The proposed algorithm handles occlusion and drift well as we utilize a joint local and global search mechanism, where the two strategies complement each other to get a more reliable location of the target. Furthermore, the proposed algorithm performs well even when the target undergoes long duration or full occlusion as we can detect the severe occlusion. Once the algorithm determines that the target is lost, the global search strategy is used to relocate the target and recover the tracking immediately.

5.2.3. Pose and Illumination Change
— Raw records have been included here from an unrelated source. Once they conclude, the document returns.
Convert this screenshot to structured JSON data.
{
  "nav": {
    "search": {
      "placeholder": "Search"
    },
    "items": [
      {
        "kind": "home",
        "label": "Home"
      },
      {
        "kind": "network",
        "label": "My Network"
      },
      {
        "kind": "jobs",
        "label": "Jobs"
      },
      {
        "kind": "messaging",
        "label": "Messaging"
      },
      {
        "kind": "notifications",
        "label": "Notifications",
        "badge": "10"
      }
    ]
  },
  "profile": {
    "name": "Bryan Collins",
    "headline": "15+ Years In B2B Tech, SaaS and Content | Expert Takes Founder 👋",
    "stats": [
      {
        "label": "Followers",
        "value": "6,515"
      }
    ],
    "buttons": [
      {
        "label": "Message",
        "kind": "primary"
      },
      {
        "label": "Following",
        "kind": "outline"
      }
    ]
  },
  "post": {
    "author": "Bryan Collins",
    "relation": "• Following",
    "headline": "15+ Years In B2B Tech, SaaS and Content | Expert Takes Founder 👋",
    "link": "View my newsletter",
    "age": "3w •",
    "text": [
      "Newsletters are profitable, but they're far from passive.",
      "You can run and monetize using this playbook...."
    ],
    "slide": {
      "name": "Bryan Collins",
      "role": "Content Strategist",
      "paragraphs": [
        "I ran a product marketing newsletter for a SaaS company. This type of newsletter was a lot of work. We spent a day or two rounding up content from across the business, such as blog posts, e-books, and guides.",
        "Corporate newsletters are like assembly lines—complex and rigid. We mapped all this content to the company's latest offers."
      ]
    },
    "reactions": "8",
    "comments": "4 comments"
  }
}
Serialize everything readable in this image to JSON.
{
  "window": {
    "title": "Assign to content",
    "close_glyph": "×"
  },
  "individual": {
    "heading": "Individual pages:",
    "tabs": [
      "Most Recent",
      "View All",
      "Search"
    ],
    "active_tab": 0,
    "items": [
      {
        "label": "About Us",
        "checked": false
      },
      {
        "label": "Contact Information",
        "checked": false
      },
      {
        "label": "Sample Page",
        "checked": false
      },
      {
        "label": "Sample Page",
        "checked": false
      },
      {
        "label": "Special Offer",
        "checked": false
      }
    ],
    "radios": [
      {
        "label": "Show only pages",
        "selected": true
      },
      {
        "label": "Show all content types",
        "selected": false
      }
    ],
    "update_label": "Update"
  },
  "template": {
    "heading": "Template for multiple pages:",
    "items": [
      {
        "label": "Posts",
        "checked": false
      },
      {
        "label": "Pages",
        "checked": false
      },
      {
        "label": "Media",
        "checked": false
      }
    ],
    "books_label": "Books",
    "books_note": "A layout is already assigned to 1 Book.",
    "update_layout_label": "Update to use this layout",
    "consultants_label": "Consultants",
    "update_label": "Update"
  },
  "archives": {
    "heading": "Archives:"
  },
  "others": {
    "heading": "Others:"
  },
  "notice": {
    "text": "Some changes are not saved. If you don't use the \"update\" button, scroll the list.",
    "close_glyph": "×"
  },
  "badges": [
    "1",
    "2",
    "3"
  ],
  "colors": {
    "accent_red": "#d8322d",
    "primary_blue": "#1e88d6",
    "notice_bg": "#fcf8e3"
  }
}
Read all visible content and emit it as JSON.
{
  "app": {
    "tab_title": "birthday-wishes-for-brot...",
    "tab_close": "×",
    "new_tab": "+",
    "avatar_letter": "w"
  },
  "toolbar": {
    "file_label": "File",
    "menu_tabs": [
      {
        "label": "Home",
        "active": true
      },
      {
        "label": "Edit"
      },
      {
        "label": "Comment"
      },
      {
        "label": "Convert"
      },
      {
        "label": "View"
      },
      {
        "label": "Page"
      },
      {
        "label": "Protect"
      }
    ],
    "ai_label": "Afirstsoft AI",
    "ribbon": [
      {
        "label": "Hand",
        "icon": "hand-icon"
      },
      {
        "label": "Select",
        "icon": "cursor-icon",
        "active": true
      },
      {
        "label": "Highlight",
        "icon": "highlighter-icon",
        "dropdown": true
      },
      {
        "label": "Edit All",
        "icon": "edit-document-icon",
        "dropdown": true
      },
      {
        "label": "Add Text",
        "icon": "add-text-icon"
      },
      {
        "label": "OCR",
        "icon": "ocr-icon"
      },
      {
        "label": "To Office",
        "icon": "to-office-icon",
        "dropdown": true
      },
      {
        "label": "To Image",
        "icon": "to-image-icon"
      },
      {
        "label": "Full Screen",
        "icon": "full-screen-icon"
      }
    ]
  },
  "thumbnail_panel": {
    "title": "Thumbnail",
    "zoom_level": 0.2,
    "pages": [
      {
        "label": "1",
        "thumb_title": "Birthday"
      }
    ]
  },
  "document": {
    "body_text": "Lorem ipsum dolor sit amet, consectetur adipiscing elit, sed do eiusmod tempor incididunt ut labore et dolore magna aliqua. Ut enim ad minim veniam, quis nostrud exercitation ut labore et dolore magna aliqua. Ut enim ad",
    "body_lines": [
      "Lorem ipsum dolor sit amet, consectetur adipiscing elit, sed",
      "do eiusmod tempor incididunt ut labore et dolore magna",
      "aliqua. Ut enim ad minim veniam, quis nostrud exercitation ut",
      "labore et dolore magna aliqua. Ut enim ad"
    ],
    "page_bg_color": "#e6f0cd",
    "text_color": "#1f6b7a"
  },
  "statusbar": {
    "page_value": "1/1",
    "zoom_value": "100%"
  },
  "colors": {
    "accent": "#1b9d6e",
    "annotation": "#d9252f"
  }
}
For the coke sequence shown in Figure 6(a), the appearance changes dramatically due to illumination and pose variation when the target moves here and there under a table lamp. The target object shown in Figure 6(d) undergoes the similar problems. The CT and TLD methods and our method achieve favorable performance on these two sequences. In the cartoon sequence shown in Figure 6(b), the target object has a large pose variation and shape deformation. In addition, the target object undergoes abrupt movements. The AMCMC, MCMC, and AWLMC methods and our method work well on this sequence. In Figure 6(c), the appearance of the target object changes when the dancer moves up and down, left and right. Most methods cannot track the target stably and drift away from the target object. When the illumination variations and partial occlusion both occur in the woman sequence (Figure 6(e)), most algorithms fail to track the target object well. Our method utilizes an effective incremental-learning-based online template update mechanism to adapt to the appearance changes. Thereby, we can handle the pose and illumination changes in the test sequences. Furthermore, the proposed algorithms can predict a more accurate position via the adaptive state transition model, which makes our method more flexible.

6. Conclusion

In this paper, we propose a novel insect vision embedded particle filter tracking algorithm. An adaptive state transition model utilizing the insect vision detector is adopted to cope with abrupt motion and fast movement tracking problems. We use the joint local and global search strategies to refine a more accurate candidate state. Furthermore, a two-prerequisite method is discussed to detect the lost target caused by heavy occlusion and drift problems. Once the target is lost, the interesting regions where the responses of the insect vision detector are not zero will be detected via the global search strategy to determine the most similar region. Moreover, to address the dramatic appearance changes problem, an incremental-learning-based online template update method is adopted. Numerous experiments on challenging sequences demonstrate that the proposed tracking algorithm performs well against state-of-the-art algorithms. In our future work, we will consider a mixture appearance model to strengthen the prior knowledge of the target.

Conflict of Interests

The authors declare that there is no conflict of interests regarding the publication of this paper.


This work is supported in part by the National Natural Science Foundation of China under grants no. 61175096 and no. 61300082. The authors would like to thank the associate editor and all anonymous reviewers for their insightful comments. They also thank the authors in [10, 29, 3542] for providing the compare codes.